According to research, less than ten percent of Americans feel they’re successful in achieving their New Year’s resolutions.
If you started this year with the hope of building your investments, don’t despair. While it may seem like every dollar you earn is already spoken for, you’ll be surprised at how many ways you could find – and save – extra cash. And that’s not counting the coins underneath your sofa cushions.
Try these easy strategies and you could watch your extra funds grow.
- Use a programmable thermostat. Save energy — and money — without sacrificing comfort by automatically lowering your home’s temperature when you’re at work or asleep.
- Downgrade your data plan. Look at your last few bills or use the calculator on your provider’s website (if there is one) to see if you’re using all of the data on your plan.
- Cancel unused memberships. Haven’t watched Netflix in months? Get rid of it. Same goes for those unused gym and warehouse club memberships.
- Opt for a three-month prescription. If you regularly take medication for a chronic condition, purchasing several months’ worth at a time might save you significant dough.
- Stash every Lincoln. Every time you pay in cash and receive a $5 in change, put it in an envelope.
- Let up on the gas pedal. Aggressive driving isn’t only dangerous, but it can also lower your gas mileage according to the U.S. Department of Energy.
- Live on your full-time salary. If you’re moonlighting to earn extra cash, place those earnings in a separate savings account.
- Don’t pay late fees.Set up monthly reminders on your smartphone so you’re less likely to miss a payment due date. Better yet, set up recurring payments.
- Sell old electronics. Have a drawer full of unused iPhones and e-readers? Fill out a brief survey to determine their value, ship them to Gazelle, and you could receive cash in exchange. Sell or donate other unwanted household goods through Craigslist, eBay, or Freecycle.
- Dry clean in moderation. Professionally laundering clothing can be expensive.
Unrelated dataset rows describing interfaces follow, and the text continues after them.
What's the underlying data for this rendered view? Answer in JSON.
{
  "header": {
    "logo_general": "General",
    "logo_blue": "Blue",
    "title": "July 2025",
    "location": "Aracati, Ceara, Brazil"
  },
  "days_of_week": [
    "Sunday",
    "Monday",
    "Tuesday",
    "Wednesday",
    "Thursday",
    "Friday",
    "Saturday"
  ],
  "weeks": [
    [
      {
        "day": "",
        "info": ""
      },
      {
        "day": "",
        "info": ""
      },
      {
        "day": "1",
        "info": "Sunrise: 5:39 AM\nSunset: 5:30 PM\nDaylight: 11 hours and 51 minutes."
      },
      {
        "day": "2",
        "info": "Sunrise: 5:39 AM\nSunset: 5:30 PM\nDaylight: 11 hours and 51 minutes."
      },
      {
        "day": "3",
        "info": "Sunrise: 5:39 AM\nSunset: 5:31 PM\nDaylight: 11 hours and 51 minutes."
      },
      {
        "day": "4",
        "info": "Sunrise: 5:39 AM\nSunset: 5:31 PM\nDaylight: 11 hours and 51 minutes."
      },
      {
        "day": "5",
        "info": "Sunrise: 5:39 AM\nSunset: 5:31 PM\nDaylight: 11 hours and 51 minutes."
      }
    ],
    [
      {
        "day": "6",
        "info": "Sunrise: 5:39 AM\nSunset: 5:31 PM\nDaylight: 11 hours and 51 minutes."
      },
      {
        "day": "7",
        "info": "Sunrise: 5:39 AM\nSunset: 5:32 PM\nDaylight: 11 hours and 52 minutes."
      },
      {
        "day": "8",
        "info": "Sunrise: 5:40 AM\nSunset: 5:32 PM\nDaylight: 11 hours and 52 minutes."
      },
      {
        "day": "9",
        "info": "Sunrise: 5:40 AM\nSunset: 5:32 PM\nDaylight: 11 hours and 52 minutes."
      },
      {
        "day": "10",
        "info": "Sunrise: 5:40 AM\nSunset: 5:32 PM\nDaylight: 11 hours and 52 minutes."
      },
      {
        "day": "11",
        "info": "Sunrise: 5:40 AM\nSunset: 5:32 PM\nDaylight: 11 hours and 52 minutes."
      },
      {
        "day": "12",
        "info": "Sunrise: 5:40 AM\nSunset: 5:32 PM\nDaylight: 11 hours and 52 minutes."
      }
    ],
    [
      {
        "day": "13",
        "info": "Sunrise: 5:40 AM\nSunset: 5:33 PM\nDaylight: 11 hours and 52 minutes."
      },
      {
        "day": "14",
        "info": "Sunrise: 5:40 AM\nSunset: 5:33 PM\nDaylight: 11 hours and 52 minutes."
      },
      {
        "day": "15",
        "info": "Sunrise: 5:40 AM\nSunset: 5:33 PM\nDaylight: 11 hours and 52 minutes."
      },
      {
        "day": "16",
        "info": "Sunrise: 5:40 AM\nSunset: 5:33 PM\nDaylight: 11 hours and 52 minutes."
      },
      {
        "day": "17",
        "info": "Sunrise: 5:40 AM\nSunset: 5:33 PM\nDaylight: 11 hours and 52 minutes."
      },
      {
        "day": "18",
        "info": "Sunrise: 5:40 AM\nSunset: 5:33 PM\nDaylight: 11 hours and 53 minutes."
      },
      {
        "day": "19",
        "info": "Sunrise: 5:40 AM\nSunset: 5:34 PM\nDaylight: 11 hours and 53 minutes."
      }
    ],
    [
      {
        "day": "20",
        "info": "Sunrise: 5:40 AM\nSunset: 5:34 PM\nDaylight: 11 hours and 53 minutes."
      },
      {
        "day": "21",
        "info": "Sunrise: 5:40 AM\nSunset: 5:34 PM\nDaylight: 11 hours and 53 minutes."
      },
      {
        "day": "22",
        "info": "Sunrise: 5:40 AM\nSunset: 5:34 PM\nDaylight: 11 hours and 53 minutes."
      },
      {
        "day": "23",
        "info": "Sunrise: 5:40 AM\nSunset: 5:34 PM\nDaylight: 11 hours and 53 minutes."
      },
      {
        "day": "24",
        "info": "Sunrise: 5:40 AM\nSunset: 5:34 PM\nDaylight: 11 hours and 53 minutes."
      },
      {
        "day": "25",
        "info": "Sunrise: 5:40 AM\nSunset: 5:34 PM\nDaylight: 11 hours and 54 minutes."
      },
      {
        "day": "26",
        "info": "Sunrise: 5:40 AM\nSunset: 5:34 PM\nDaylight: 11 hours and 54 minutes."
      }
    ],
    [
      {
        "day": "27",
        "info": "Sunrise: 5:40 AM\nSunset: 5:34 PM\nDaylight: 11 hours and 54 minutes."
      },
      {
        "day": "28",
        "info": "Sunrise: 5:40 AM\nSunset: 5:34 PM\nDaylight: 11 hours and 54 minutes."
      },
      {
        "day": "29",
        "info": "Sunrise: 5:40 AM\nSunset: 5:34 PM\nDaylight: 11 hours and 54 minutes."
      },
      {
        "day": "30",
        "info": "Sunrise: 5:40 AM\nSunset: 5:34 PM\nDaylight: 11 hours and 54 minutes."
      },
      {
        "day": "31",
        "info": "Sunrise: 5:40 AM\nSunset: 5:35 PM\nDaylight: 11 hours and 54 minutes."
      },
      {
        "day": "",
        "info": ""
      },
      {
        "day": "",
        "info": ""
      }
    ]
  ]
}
Drop off clothing only when it’s stained or in need of a serious cleaning.
- Pack a reusable tote. Many supermarkets offer cashback incentives for bringing your own shopping bags. Keep them handy so you can take advantage and help the environment.
- Display your financial goals. Whether you’re saving money for a new car or a special trip, post a picture of your objective where you’ll see it daily to help keep yourself motivated.
- Take shorter showers. Use a low-flow showerhead and shower for a minute less each day. This could help you watch your water bill shrink.
- Make a grocery list — and stick to it. Impulsive buys at the supermarket can eat up a depressing amount of cash. Keep your eyes straight ahead while waiting in the checkout aisle.
- Pay for dinner with a gift certificate. Purchase an eGift card from Restaurant.com for $25 and you could redeem it for $50 worth of food and drinks.
- Don’t buy things at eye-level. In supermarkets and other stores, expensive products are often placed in the middle of the shelves. To locate more affordable items, check out the top and bottom racks.
- Check the unit price. When shopping, don’t just look at an item’s price. The unit price can help you decide whether or not you’ve really found a great deal.
- Brew at home. You’ve heard it before: a daily trip to the coffeehouse can really add up. Make a habit of brewing your own coffee or brown bagging your lunch most days.
- Keep gas in your tank. If you run your vehicle down to empty, you could be forced to pull into the nearest fuel station — regardless of its price per gallon.
- Use your curtains. Leaving them open during daylight hours in the winter can enable natural sunlight to help heat your home at no additional cost.
- Allot money for splurges. Gifting yourself a specific amount of cash for something fun can help you stay on budget.
- Avoid ATM fees. According to CNN, using an out-of-network machine can cost you, on average, $4.57 per visit. If you’re an Ally Bank customer, you already have this one covered!
- Question your purchases. Before laying out the cash, ask yourself: “Is this a need or a want?”
- Power down. Turn off the lights and unplug electronics and small appliances when they’re not in use to avoid unnecessary power usage.
- DIY. Watching a YouTube video about repairing a window screen or a leaking washing machine can help save you some serious cash compared to hiring a repairman. Just don’t take on more than you can handle – that can get costly, too!